EXERCISE GOAL: Check each line of the records below and collect those holding "related".

EXTRACTED MATERIAL:

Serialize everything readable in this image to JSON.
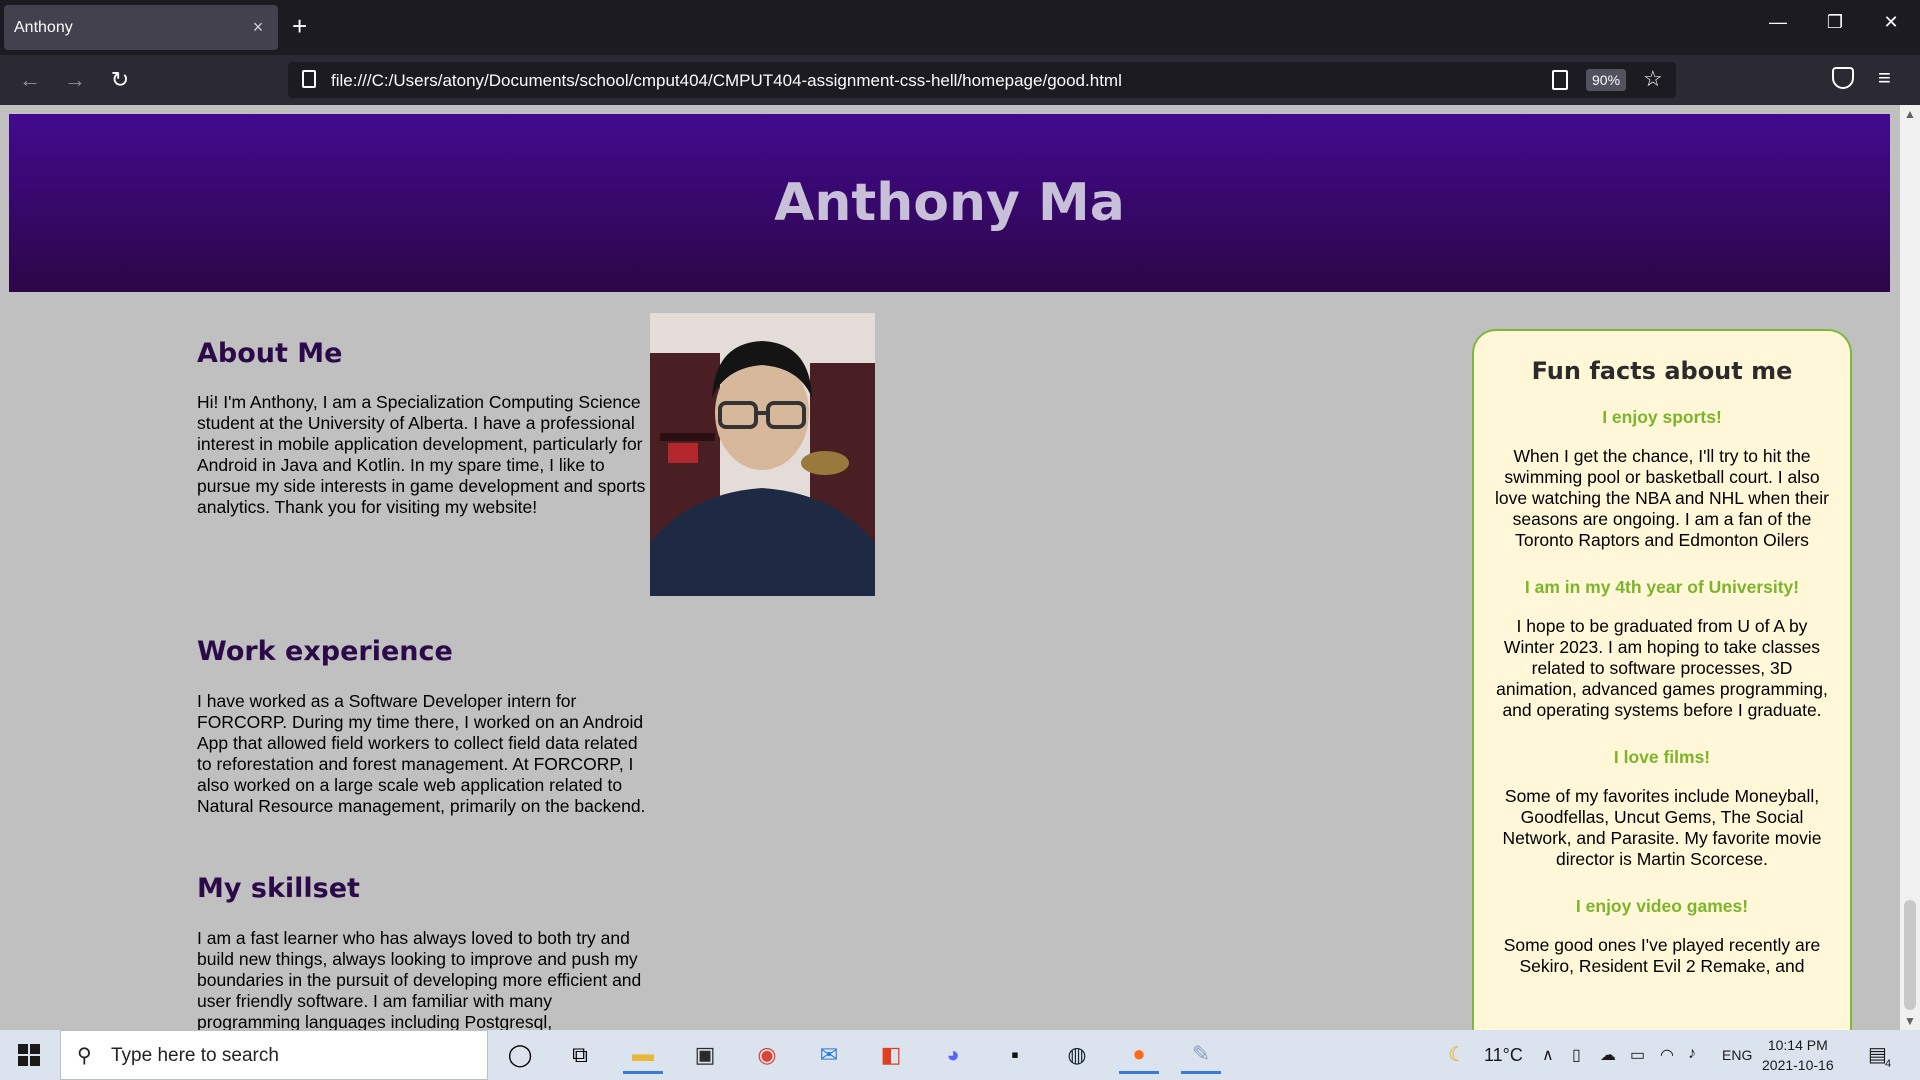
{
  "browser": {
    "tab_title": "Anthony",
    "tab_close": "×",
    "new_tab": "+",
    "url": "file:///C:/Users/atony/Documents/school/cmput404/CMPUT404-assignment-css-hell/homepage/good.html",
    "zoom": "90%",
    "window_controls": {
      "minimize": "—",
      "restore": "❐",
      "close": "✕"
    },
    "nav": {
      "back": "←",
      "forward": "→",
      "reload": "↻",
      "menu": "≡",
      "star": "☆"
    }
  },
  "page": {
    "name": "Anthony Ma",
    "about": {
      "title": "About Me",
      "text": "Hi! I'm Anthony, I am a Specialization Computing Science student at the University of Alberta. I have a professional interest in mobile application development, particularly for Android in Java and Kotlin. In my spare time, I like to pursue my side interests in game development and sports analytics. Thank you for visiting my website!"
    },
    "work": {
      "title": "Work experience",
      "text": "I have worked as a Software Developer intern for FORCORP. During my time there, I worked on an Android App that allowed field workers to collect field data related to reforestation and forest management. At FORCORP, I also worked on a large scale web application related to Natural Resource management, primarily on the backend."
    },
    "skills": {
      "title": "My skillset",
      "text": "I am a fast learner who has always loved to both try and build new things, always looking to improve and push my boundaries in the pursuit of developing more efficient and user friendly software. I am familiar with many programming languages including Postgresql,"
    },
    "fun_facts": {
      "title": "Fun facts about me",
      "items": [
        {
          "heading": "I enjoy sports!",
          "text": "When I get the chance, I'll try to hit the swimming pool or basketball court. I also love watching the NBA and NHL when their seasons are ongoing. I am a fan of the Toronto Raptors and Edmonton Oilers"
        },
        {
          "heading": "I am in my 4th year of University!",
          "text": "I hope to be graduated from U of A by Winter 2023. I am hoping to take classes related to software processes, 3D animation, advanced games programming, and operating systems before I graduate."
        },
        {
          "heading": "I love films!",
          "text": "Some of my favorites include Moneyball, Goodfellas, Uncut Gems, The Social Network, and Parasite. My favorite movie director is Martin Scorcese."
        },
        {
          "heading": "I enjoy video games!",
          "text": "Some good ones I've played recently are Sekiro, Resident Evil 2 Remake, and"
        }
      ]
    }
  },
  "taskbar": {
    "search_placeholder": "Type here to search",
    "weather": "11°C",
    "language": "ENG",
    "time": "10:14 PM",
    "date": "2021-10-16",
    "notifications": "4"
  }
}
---
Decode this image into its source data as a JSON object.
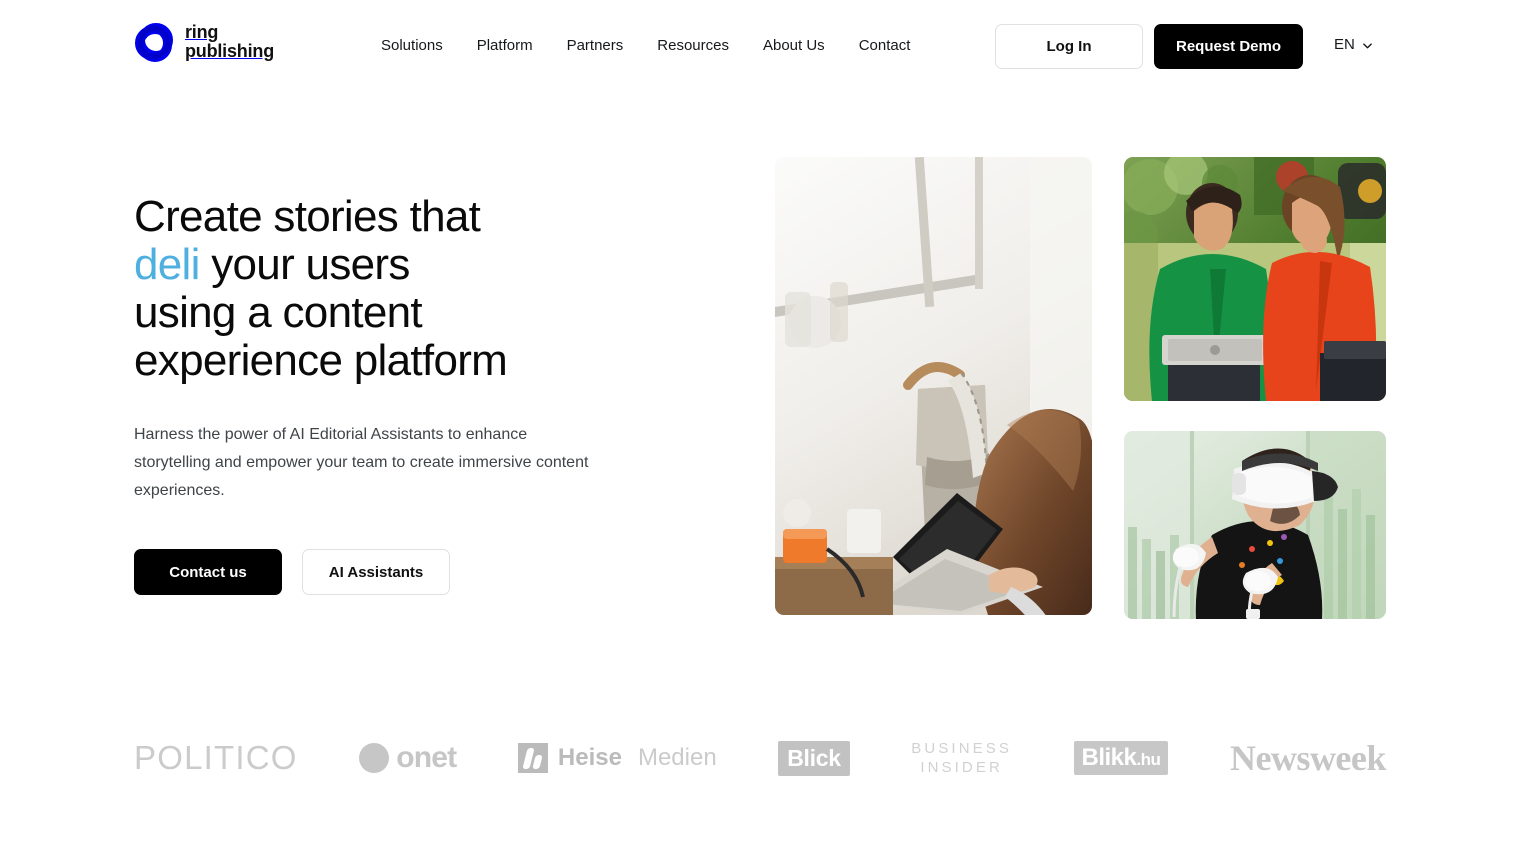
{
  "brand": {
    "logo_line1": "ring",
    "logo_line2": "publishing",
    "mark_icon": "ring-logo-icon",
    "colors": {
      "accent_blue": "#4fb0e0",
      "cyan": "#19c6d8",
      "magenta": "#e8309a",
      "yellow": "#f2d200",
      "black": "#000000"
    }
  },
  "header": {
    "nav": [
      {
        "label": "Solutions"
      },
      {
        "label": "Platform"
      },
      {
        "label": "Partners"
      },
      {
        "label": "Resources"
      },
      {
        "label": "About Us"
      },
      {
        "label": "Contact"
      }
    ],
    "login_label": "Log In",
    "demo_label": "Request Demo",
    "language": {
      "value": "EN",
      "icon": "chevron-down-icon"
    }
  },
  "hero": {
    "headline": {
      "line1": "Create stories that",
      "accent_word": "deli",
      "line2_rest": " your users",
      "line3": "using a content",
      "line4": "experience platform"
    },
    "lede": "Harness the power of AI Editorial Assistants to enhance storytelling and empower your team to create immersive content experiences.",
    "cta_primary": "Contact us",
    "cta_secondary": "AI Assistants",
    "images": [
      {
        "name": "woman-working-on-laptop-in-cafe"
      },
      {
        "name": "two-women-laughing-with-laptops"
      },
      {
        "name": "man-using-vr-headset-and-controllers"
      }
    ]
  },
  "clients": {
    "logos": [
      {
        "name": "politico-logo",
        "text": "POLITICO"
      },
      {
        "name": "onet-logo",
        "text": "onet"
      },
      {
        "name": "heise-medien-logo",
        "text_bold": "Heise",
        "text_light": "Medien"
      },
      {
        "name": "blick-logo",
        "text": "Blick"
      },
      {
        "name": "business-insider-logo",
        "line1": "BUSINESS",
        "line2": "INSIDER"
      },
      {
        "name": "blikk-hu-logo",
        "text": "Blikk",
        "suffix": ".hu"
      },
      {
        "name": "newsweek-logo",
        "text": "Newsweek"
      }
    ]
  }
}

RESPONSE AREA:
      "text": "I have worked as a Software Developer intern for FORCORP. During my time there, I worked on an Android App that allowed field workers to collect field data related to reforestation and forest management. At FORCORP, I also worked on a large scale web application related to Natural Resource management, primarily on the backend."
          "text": "I hope to be graduated from U of A by Winter 2023. I am hoping to take classes related to software processes, 3D animation, advanced games programming, and operating systems before I graduate."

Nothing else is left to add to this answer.